Murray N. Rothbard’s “Foreign Policy for the Post-Cold War World” (May 1990) covers much territory in a fine fashion. However, his assessment of the Soviet situation does not rest on solid ground.

John T. Flynn prophesied the coming of fascism in the United States without realizing that fascism is merely communism in uniform with white gauntlets. Samuel Goldwyn has good advice for prophets: “Never prophesy—particularly the future.”

The Soviet situation has yet to play itself out. So also Jeane Kirkpatrick’s thesis regarding totalitarianism and authoritarianism. The totalitarians—Hitler, Mussolini, Allende, Ceausescu, and other small fry—were old soldiers who did not fade away, so they had to be blown away. The odds are that a hurricane will come to the Soviet Union. As Clausewitz said over a century ago, “Such a country [Russia] can only be subdued by its own weaknesses, and by the effects of internal dissension. In order to strike these vulnerable points in its political existence, the country must be shaken to its very center.” Lenin echoed this in his works, crediting Clausewitz, his mentor.

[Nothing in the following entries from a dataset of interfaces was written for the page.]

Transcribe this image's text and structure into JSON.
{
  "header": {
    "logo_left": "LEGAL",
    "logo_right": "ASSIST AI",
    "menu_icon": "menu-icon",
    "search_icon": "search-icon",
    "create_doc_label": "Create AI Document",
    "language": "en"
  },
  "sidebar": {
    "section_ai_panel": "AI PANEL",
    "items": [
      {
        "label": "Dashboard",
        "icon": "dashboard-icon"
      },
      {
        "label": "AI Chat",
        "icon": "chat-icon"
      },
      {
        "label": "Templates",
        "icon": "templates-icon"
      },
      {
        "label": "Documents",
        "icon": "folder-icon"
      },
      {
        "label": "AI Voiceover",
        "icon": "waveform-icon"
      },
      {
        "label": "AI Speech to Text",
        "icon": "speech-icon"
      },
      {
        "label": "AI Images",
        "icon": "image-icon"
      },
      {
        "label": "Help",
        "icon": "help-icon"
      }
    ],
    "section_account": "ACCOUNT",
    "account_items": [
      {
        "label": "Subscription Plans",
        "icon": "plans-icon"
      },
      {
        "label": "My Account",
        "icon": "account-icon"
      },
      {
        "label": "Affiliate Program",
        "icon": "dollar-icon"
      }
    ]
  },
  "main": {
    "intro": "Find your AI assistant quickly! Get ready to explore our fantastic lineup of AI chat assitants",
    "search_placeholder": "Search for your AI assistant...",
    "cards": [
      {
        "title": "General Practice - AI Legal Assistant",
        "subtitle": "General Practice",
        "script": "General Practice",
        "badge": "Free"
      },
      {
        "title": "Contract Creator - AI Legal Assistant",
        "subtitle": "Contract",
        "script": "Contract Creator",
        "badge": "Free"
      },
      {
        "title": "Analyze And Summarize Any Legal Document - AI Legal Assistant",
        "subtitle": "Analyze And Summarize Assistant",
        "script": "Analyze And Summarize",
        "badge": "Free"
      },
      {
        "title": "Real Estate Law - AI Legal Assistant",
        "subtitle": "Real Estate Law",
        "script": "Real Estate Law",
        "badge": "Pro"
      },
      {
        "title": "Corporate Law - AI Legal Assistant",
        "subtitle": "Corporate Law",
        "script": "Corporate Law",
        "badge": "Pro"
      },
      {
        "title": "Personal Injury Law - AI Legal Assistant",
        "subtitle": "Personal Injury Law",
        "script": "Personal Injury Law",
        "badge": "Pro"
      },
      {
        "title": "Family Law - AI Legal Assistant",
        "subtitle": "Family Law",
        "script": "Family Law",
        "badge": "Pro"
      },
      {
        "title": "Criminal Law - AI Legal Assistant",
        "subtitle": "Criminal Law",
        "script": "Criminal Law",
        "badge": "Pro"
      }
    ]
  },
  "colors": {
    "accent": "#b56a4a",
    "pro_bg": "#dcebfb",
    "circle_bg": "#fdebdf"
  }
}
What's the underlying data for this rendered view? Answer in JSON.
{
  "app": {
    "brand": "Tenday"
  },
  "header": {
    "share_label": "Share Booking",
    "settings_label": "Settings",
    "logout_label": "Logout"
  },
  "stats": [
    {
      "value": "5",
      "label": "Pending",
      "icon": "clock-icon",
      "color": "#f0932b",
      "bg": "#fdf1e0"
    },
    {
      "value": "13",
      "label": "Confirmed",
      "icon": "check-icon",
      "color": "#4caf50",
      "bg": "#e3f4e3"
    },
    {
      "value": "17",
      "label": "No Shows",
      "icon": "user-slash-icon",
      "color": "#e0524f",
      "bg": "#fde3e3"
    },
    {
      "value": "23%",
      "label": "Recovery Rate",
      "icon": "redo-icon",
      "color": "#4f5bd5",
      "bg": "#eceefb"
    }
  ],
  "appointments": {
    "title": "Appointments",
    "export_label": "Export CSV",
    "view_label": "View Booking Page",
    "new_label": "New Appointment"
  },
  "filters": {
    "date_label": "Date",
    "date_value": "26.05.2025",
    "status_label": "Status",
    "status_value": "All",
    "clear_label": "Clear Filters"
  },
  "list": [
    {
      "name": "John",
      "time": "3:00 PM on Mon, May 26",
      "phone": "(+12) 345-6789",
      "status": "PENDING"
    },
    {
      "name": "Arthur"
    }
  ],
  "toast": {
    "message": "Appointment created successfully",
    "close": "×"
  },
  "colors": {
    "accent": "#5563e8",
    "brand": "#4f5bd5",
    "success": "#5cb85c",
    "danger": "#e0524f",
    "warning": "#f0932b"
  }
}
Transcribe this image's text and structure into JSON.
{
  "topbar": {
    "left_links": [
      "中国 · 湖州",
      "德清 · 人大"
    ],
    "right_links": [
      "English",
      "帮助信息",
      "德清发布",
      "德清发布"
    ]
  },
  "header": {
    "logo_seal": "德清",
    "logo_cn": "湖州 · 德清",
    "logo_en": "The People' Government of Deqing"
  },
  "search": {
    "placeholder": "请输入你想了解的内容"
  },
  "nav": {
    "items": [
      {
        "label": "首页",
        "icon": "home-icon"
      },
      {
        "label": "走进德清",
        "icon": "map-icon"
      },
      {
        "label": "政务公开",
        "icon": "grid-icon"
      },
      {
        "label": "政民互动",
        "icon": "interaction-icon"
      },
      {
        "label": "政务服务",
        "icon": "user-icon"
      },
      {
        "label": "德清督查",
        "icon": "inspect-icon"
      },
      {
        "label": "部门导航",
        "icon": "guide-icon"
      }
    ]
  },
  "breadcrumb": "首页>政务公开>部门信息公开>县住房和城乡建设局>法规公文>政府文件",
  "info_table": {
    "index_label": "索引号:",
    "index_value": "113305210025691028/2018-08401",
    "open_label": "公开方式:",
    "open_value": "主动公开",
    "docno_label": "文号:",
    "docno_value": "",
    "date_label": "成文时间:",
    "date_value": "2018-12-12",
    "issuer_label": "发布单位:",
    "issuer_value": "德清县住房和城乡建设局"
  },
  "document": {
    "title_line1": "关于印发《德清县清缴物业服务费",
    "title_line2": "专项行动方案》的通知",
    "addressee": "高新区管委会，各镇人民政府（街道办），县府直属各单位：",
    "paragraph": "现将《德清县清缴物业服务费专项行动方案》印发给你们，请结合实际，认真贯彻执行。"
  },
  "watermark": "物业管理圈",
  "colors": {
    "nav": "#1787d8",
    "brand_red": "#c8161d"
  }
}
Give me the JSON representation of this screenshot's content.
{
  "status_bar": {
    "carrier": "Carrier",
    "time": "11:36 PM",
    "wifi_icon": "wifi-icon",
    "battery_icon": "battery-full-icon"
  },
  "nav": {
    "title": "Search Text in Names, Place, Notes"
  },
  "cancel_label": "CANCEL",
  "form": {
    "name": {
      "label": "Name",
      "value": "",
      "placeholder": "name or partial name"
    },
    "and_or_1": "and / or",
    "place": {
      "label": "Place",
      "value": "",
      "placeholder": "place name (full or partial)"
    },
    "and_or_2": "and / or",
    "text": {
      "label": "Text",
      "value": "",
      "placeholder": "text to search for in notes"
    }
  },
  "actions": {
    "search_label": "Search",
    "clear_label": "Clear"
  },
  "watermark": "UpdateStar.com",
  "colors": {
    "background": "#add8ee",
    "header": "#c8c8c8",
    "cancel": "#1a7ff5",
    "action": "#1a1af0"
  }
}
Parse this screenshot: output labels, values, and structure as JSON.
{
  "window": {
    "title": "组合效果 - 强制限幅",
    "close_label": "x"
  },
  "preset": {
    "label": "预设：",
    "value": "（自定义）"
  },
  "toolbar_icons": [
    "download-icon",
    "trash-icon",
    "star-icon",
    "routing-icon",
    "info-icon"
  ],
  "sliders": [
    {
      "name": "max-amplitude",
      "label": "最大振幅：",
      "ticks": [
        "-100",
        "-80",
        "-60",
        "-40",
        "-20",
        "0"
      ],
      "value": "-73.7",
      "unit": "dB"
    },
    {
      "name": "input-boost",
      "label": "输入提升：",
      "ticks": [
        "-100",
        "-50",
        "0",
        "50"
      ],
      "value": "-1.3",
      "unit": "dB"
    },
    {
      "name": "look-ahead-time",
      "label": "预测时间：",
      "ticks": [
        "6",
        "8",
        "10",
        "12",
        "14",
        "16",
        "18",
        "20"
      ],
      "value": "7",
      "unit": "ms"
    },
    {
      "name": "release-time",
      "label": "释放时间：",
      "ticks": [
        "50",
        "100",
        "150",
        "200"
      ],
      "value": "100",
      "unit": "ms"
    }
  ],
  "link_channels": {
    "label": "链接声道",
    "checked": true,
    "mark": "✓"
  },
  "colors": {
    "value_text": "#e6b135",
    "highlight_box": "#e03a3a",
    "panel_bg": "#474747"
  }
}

Pan-Slavism and Russophilism still have deep roots in Soviet areas and will be a major concern. We seem not to understand that while the United States is composed of many tribes of the earth, none are clinging to a bit of American real estate called a homeland, motherland, or fatherland. The rest of the world is saddled with tribal loyalties, with the many tribes, large and small, securely attached to their bit of ground. The many European wars arose from emotional tribal/land outbreaks.

Lord Brougham, a Scottish jurist, said, “Education makes people easy to lead, but difficult to drive; easy to govern but impossible to enslave.” We have yet to see just how educated the people of the Soviet Union are; if the performance of the economy is any measure, it appears the people still have a way to go.

        —Richard L. Barkley
Palo Alto, CA

Mr. Rothbard Replies:

I appreciate Mr. Barkley’s thoughtful comments. However, it strikes me that John T. Flynn’s warning of a coming American fascism was all too prophetic. What else but a “virtuous and polite . . . bureaucratic state . . . the great national banker and investor . . . a powerfully centralized government . . . masquerading under the guise of the champion of democracy” have we been living under?

I have always maintained that the collapse of communism was inevitable; what is never predictable is the timing: in Eastern Europe it took 44 years, in the Soviet Union, 72.

It is certainly true that post-communist Europe will be no Garden of Eden; instead, Europe and near-Asia are reverting to ethnic nationalisms, which indeed have been responsible for modern European wars. But this is the point: that there is no need for the United States to become embroiled in them, especially now that international communism is, to say the least, no longer a monolith. Furthermore, not only has the Soviet empire in Eastern Europe collapsed, but crumbling also is the old Russian Czarist empire. From the Baltics to the Ukraine to Kazakhstan, the conquered periphery of the old Muscovite empire is beginning to demand autonomy and even national independence. In that context, Pan-Slavism and Russophilism are about the last things in the world that the United States has to worry about.

As for education, I see no correlation with freedom or resistance to tyranny: certainly the population of Germany during the 1930’s was one of the most highly educated in the world. Nor, alas, has education saved Germany, Great Britain, or even the United States from highly destructive economic policies. I am reminded of a charming and effective paper once delivered to a scholarly conference on education by the distinguished philosopher John O. Nelson. Nelson pointed out that the major argument for compulsory education and the public school in the 19th century was that the spread of education was bound to lower the crime rate. He then presented a simple chart showing the behavior of education and crime rates per capita in the United States ever since: both figures, of course, have increased astronomically at much the same rate. While this correlation hardly proves that more education increases crime, it surely casts grave doubt on the opposite thesis.